+++ RECORDS FOR PROCESSING +++
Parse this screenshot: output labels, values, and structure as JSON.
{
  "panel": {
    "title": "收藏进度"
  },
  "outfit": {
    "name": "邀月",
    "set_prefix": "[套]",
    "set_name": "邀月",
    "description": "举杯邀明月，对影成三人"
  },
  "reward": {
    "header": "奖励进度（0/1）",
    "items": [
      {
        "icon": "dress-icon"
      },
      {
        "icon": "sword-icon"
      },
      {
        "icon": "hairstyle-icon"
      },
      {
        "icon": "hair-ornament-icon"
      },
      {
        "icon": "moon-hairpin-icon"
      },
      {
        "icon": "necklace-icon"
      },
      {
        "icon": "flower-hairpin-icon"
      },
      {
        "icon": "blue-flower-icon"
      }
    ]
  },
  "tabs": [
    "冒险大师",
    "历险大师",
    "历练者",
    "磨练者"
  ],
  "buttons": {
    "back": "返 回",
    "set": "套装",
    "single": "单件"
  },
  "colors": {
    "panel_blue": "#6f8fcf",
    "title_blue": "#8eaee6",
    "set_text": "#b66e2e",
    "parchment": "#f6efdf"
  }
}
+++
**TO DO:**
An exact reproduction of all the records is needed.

**REPLY:**
Parse this screenshot: output labels, values, and structure as JSON.
{
  "panel": {
    "title": "收藏进度"
  },
  "outfit": {
    "name": "邀月",
    "set_prefix": "[套]",
    "set_name": "邀月",
    "description": "举杯邀明月，对影成三人"
  },
  "reward": {
    "header": "奖励进度（0/1）",
    "items": [
      {
        "icon": "dress-icon"
      },
      {
        "icon": "sword-icon"
      },
      {
        "icon": "hairstyle-icon"
      },
      {
        "icon": "hair-ornament-icon"
      },
      {
        "icon": "moon-hairpin-icon"
      },
      {
        "icon": "necklace-icon"
      },
      {
        "icon": "flower-hairpin-icon"
      },
      {
        "icon": "blue-flower-icon"
      }
    ]
  },
  "tabs": [
    "冒险大师",
    "历险大师",
    "历练者",
    "磨练者"
  ],
  "buttons": {
    "back": "返 回",
    "set": "套装",
    "single": "单件"
  },
  "colors": {
    "panel_blue": "#6f8fcf",
    "title_blue": "#8eaee6",
    "set_text": "#b66e2e",
    "parchment": "#f6efdf"
  }
}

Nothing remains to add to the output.